ISSN: 1946-3936, e-ISSN: 1946-3944
Published September 03, 2019 by SAE International in United States
Citation: Guan, W., Pedrozo, V., Wang, X., Zhao, H. et al., "Exploring the Potential of Miller Cycle with and without EGR for Maximum Efficiency and Minimum Exhaust Emissions in a Heavy-Duty Diesel Engine," SAE Int. J. Engines 12(5):579-595, 2019, https://doi.org/10.4271/03-12-05-0037.
In order to improve the fuel conversion efficiency and meet more stringent exhaust emissions regulations, Miller cycle and exhaust gas recirculation (EGR) have been researched as separate means to reduce carbon dioxide (CO2) and pollutant emissions from the internal combustion engines. In this article, an experimental work was carried out to explore the potential benefits of Miller cycle operation via late intake valve closing (LIVC) with and without EGR in a single-cylinder heavy-duty (HD) diesel engine equipped with a variable valve actuation (VVA) system. The overall engine-out emissions, fuel conversion efficiency, and estimated urea consumption in the selective catalytic reduction (SCR) aftertreatment were analysed and compared over the World Harmonized Stationary Cycle (WHSC) for different combustion control strategies. Additionally, the potential of Miller cycle with and without EGR based on the “SCR-only” and “SCR + EGR” technical routes to meet the Euro VI nitrogen oxides (NOx) limit of 0.4 g/kWh was assessed at different NOx aftertreatment efficiencies.
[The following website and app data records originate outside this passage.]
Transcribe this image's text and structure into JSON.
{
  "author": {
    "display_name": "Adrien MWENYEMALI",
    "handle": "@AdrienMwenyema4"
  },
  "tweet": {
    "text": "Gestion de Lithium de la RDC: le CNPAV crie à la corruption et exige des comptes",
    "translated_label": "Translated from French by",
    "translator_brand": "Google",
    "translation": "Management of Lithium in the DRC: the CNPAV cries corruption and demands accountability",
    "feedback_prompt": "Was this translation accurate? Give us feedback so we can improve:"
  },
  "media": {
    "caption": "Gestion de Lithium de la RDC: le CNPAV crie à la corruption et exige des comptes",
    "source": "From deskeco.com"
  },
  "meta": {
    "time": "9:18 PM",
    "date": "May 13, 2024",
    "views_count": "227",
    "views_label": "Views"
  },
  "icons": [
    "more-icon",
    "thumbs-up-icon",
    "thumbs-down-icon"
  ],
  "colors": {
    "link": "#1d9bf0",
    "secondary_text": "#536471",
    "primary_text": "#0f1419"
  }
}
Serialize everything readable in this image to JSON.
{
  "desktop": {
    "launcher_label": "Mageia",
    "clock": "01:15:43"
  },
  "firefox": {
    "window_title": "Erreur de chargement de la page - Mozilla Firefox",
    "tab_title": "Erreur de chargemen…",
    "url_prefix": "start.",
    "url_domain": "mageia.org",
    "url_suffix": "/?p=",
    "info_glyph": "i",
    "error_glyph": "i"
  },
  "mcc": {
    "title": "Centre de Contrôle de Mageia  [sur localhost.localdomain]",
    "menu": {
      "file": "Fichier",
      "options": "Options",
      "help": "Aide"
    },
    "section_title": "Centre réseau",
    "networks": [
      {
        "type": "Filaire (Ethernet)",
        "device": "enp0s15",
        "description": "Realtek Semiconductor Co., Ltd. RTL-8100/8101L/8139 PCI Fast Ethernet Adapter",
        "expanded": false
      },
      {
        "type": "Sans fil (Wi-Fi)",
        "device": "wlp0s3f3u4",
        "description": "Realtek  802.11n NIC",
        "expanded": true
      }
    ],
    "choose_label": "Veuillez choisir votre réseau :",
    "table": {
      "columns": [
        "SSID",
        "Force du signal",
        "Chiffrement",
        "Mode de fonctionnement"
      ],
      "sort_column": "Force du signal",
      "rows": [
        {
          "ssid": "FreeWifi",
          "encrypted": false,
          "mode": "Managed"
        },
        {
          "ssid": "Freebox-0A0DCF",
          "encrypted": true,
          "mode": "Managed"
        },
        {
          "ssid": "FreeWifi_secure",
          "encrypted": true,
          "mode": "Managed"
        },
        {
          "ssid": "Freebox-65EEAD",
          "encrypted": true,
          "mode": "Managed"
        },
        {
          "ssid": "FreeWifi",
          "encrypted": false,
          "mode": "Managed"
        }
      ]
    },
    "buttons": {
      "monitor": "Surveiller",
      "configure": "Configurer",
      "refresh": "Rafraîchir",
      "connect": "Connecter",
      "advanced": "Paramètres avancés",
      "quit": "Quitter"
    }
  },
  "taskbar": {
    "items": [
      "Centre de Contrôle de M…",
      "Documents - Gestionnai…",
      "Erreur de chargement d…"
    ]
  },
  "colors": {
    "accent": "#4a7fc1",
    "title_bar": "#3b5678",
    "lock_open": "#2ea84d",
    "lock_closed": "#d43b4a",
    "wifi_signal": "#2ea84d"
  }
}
When considering the urea consumption in the SCR, the results showed that the introduction of EGR allowed for an engine operation with higher corrected net indicated efficiency (NIEcorr.) or lower specific total fluid consumption than the baseline cases without EGR due to the relatively lower engine-out NOx emissions. However, the use of EGR adversely affected soot and carbon monoxide (CO) emissions when operating with constant intake pressure (Pint) of the baseline case. The application of Miller cycle with and without EGR strategies decreased the NIE and NIEcorr. when operating with the same Pint of the baseline operation. The use of higher Pint helped to improve upon the NIE and NIEcorr. of the Miller cycle cases. The WHSC cycle-averaged analysis showed that different combustion and engine control technologies can be adopted with and without EGR to meet Euro VI NOx limit. A conventional baseline engine operation without EGR would require a high SCR efficiency of 96% in order to curb a cycle-averaged NOx emissions level of 10 g/kWh. Miller cycle operation without EGR achieved the optimum NIEcorr. at the cycle-averaged NOx level of 8 g/kWh. When increasing the Pint, this strategy enabled an increase of 2.6% in the NIEcorr. and reduced the required SCR efficiency to 93.5%, but with a penalty on the NIE of 3.3% when controlling the cycle-averaged NOx level at 6.5 g/kWh. Alternatively, Miller cycle operation with EGR and higher Pint allowed for cycle-averaged NOx levels of 4.0 g/kWh, decreased the total fluid consumption by 8%, and minimised the required SCR efficiency to 90%. Therefore, this study has presented promising cost-effective emission control and fuel efficiency technologies that could be suitable for the “SCR-only” and “SCR + EGR” technical routes for the future HD diesel engines.